--- Work required ---
The answer should contain each record below, repeated exactly.

Entries from a dataset of interfaces:
:::
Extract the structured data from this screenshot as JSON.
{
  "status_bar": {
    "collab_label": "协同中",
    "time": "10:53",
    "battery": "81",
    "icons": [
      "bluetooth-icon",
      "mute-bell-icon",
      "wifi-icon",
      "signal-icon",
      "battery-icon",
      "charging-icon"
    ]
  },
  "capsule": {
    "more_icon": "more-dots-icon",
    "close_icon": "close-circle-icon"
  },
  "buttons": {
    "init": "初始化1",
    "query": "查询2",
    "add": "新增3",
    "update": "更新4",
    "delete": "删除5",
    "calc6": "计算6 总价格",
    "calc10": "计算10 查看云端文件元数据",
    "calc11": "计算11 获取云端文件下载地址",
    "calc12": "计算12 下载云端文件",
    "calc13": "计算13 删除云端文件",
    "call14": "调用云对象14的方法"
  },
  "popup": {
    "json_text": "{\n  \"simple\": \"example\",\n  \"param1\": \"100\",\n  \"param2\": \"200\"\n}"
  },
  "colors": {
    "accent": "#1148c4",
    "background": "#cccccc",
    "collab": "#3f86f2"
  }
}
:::
--- Result of the exercise ---
Extract the structured data from this screenshot as JSON.
{
  "status_bar": {
    "collab_label": "协同中",
    "time": "10:53",
    "battery": "81",
    "icons": [
      "bluetooth-icon",
      "mute-bell-icon",
      "wifi-icon",
      "signal-icon",
      "battery-icon",
      "charging-icon"
    ]
  },
  "capsule": {
    "more_icon": "more-dots-icon",
    "close_icon": "close-circle-icon"
  },
  "buttons": {
    "init": "初始化1",
    "query": "查询2",
    "add": "新增3",
    "update": "更新4",
    "delete": "删除5",
    "calc6": "计算6 总价格",
    "calc10": "计算10 查看云端文件元数据",
    "calc11": "计算11 获取云端文件下载地址",
    "calc12": "计算12 下载云端文件",
    "calc13": "计算13 删除云端文件",
    "call14": "调用云对象14的方法"
  },
  "popup": {
    "json_text": "{\n  \"simple\": \"example\",\n  \"param1\": \"100\",\n  \"param2\": \"200\"\n}"
  },
  "colors": {
    "accent": "#1148c4",
    "background": "#cccccc",
    "collab": "#3f86f2"
  }
}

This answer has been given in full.